Each line of the data below that includes the string "icon" must be copied.

─── Source records

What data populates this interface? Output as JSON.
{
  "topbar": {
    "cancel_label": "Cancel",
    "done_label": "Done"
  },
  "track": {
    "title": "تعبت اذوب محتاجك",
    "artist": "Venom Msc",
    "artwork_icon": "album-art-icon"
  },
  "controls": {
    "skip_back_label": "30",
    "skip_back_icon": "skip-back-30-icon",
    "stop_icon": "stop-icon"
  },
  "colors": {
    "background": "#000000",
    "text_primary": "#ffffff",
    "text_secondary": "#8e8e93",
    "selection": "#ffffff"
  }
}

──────

## Reply to the task
    "artwork_icon": "album-art-icon"
    "skip_back_icon": "skip-back-30-icon",
    "stop_icon": "stop-icon"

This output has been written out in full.